*** Data under study Section Begins ***

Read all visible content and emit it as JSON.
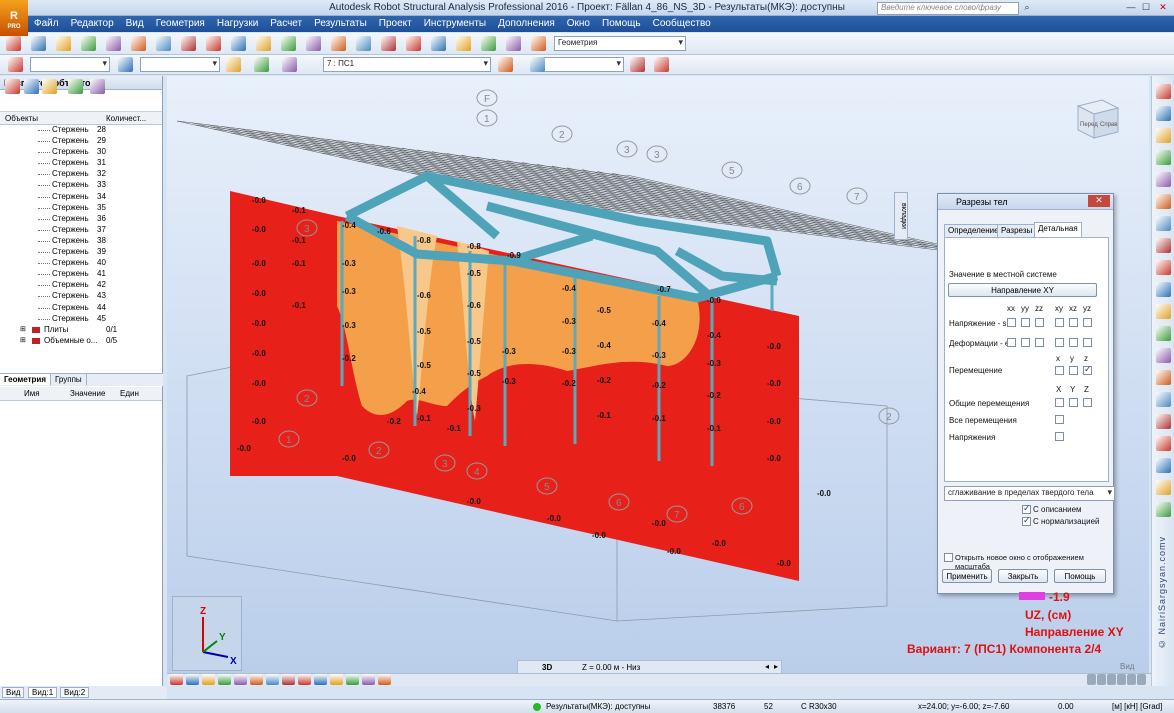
{
  "app": {
    "title": "Autodesk Robot Structural Analysis Professional 2016 - Проект: Fällan 4_86_NS_3D - Результаты(МКЭ): доступны",
    "logo_text": "R",
    "logo_sub": "PRO",
    "search_placeholder": "Введите ключевое слово/фразу"
  },
  "menu": [
    "Файл",
    "Редактор",
    "Вид",
    "Геометрия",
    "Нагрузки",
    "Расчет",
    "Результаты",
    "Проект",
    "Инструменты",
    "Дополнения",
    "Окно",
    "Помощь",
    "Сообщество"
  ],
  "toolbar": {
    "layout_combo": "Геометрия",
    "case_combo": "7 : ПС1"
  },
  "inspector": {
    "title": "Инспектор объектов",
    "col_objects": "Объекты",
    "col_count": "Количест...",
    "items": [
      {
        "name": "Стержень",
        "count": "28"
      },
      {
        "name": "Стержень",
        "count": "29"
      },
      {
        "name": "Стержень",
        "count": "30"
      },
      {
        "name": "Стержень",
        "count": "31"
      },
      {
        "name": "Стержень",
        "count": "32"
      },
      {
        "name": "Стержень",
        "count": "33"
      },
      {
        "name": "Стержень",
        "count": "34"
      },
      {
        "name": "Стержень",
        "count": "35"
      },
      {
        "name": "Стержень",
        "count": "36"
      },
      {
        "name": "Стержень",
        "count": "37"
      },
      {
        "name": "Стержень",
        "count": "38"
      },
      {
        "name": "Стержень",
        "count": "39"
      },
      {
        "name": "Стержень",
        "count": "40"
      },
      {
        "name": "Стержень",
        "count": "41"
      },
      {
        "name": "Стержень",
        "count": "42"
      },
      {
        "name": "Стержень",
        "count": "43"
      },
      {
        "name": "Стержень",
        "count": "44"
      },
      {
        "name": "Стержень",
        "count": "45"
      }
    ],
    "groups": [
      {
        "name": "Плиты",
        "count": "0/1"
      },
      {
        "name": "Объемные о...",
        "count": "0/5"
      }
    ],
    "tabs": [
      "Геометрия",
      "Группы"
    ],
    "prop_cols": [
      "Имя",
      "Значение",
      "Един"
    ]
  },
  "viewport": {
    "axis_labels": [
      "F",
      "1",
      "2",
      "3",
      "4",
      "5",
      "6",
      "7"
    ],
    "values": [
      "-0.0",
      "-0.1",
      "-0.2",
      "-0.3",
      "-0.4",
      "-0.5",
      "-0.6",
      "-0.7",
      "-0.8",
      "-0.9"
    ],
    "cube_front": "Перед",
    "cube_right": "Справ",
    "triad": {
      "z": "Z",
      "y": "Y",
      "x": "X"
    }
  },
  "dialog": {
    "title": "Разрезы тел",
    "tabs": [
      "Определение",
      "Разрезы",
      "Детальная"
    ],
    "side_tab": "вкладки",
    "section_label": "Значение в местной системе",
    "direction_button": "Направление XY",
    "components6": [
      "xx",
      "yy",
      "zz",
      "xy",
      "xz",
      "yz"
    ],
    "row_stress": "Напряжение - s",
    "row_strain": "Деформации - e",
    "components3": [
      "x",
      "y",
      "z"
    ],
    "row_disp": "Перемещение",
    "components3b": [
      "X",
      "Y",
      "Z"
    ],
    "row_gen_disp": "Общие перемещения",
    "row_all_disp": "Все перемещения",
    "row_stresses": "Напряжения",
    "smoothing": "сглаживание в пределах твердого тела",
    "opt_desc": "С описанием",
    "opt_norm": "С нормализацией",
    "open_new": "Открыть новое окно с отображением масштаба",
    "btn_apply": "Применить",
    "btn_close": "Закрыть",
    "btn_help": "Помощь"
  },
  "legend": {
    "min_value": "-1.9",
    "quantity": "UZ, (см)",
    "direction": "Направление XY",
    "variant": "Вариант: 7 (ПС1) Компонента 2/4"
  },
  "viewbar": {
    "mode": "3D",
    "z_level": "Z = 0.00 м - Низ",
    "view": "Вид"
  },
  "bottom_tabs": [
    "Вид",
    "Вид:1",
    "Вид:2"
  ],
  "status": {
    "results": "Результаты(МКЭ): доступны",
    "nodes": "38376",
    "bars": "52",
    "section": "С R30x30",
    "coords": "x=24.00; y=-6.00; z=-7.60",
    "value": "0.00",
    "units": "[м] [кН] [Grad]"
  },
  "watermark": "© NairiSargsyan.comv",
  "colors": {
    "plane": "#e8201a",
    "contour": "#f4a04a",
    "beam": "#4fa3b8",
    "title_bar": "#1f4f96"
  }
}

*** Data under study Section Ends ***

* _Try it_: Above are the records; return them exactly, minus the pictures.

* _Answer box_:
Read all visible content and emit it as JSON.
{
  "app": {
    "title": "Autodesk Robot Structural Analysis Professional 2016 - Проект: Fällan 4_86_NS_3D - Результаты(МКЭ): доступны",
    "logo_text": "R",
    "logo_sub": "PRO",
    "search_placeholder": "Введите ключевое слово/фразу"
  },
  "menu": [
    "Файл",
    "Редактор",
    "Вид",
    "Геометрия",
    "Нагрузки",
    "Расчет",
    "Результаты",
    "Проект",
    "Инструменты",
    "Дополнения",
    "Окно",
    "Помощь",
    "Сообщество"
  ],
  "toolbar": {
    "layout_combo": "Геометрия",
    "case_combo": "7 : ПС1"
  },
  "inspector": {
    "title": "Инспектор объектов",
    "col_objects": "Объекты",
    "col_count": "Количест...",
    "items": [
      {
        "name": "Стержень",
        "count": "28"
      },
      {
        "name": "Стержень",
        "count": "29"
      },
      {
        "name": "Стержень",
        "count": "30"
      },
      {
        "name": "Стержень",
        "count": "31"
      },
      {
        "name": "Стержень",
        "count": "32"
      },
      {
        "name": "Стержень",
        "count": "33"
      },
      {
        "name": "Стержень",
        "count": "34"
      },
      {
        "name": "Стержень",
        "count": "35"
      },
      {
        "name": "Стержень",
        "count": "36"
      },
      {
        "name": "Стержень",
        "count": "37"
      },
      {
        "name": "Стержень",
        "count": "38"
      },
      {
        "name": "Стержень",
        "count": "39"
      },
      {
        "name": "Стержень",
        "count": "40"
      },
      {
        "name": "Стержень",
        "count": "41"
      },
      {
        "name": "Стержень",
        "count": "42"
      },
      {
        "name": "Стержень",
        "count": "43"
      },
      {
        "name": "Стержень",
        "count": "44"
      },
      {
        "name": "Стержень",
        "count": "45"
      }
    ],
    "groups": [
      {
        "name": "Плиты",
        "count": "0/1"
      },
      {
        "name": "Объемные о...",
        "count": "0/5"
      }
    ],
    "tabs": [
      "Геометрия",
      "Группы"
    ],
    "prop_cols": [
      "Имя",
      "Значение",
      "Един"
    ]
  },
  "viewport": {
    "axis_labels": [
      "F",
      "1",
      "2",
      "3",
      "4",
      "5",
      "6",
      "7"
    ],
    "values": [
      "-0.0",
      "-0.1",
      "-0.2",
      "-0.3",
      "-0.4",
      "-0.5",
      "-0.6",
      "-0.7",
      "-0.8",
      "-0.9"
    ],
    "cube_front": "Перед",
    "cube_right": "Справ",
    "triad": {
      "z": "Z",
      "y": "Y",
      "x": "X"
    }
  },
  "dialog": {
    "title": "Разрезы тел",
    "tabs": [
      "Определение",
      "Разрезы",
      "Детальная"
    ],
    "side_tab": "вкладки",
    "section_label": "Значение в местной системе",
    "direction_button": "Направление XY",
    "components6": [
      "xx",
      "yy",
      "zz",
      "xy",
      "xz",
      "yz"
    ],
    "row_stress": "Напряжение - s",
    "row_strain": "Деформации - e",
    "components3": [
      "x",
      "y",
      "z"
    ],
    "row_disp": "Перемещение",
    "components3b": [
      "X",
      "Y",
      "Z"
    ],
    "row_gen_disp": "Общие перемещения",
    "row_all_disp": "Все перемещения",
    "row_stresses": "Напряжения",
    "smoothing": "сглаживание в пределах твердого тела",
    "opt_desc": "С описанием",
    "opt_norm": "С нормализацией",
    "open_new": "Открыть новое окно с отображением масштаба",
    "btn_apply": "Применить",
    "btn_close": "Закрыть",
    "btn_help": "Помощь"
  },
  "legend": {
    "min_value": "-1.9",
    "quantity": "UZ, (см)",
    "direction": "Направление XY",
    "variant": "Вариант: 7 (ПС1) Компонента 2/4"
  },
  "viewbar": {
    "mode": "3D",
    "z_level": "Z = 0.00 м - Низ",
    "view": "Вид"
  },
  "bottom_tabs": [
    "Вид",
    "Вид:1",
    "Вид:2"
  ],
  "status": {
    "results": "Результаты(МКЭ): доступны",
    "nodes": "38376",
    "bars": "52",
    "section": "С R30x30",
    "coords": "x=24.00; y=-6.00; z=-7.60",
    "value": "0.00",
    "units": "[м] [кН] [Grad]"
  },
  "watermark": "© NairiSargsyan.comv",
  "colors": {
    "plane": "#e8201a",
    "contour": "#f4a04a",
    "beam": "#4fa3b8",
    "title_bar": "#1f4f96"
  }
}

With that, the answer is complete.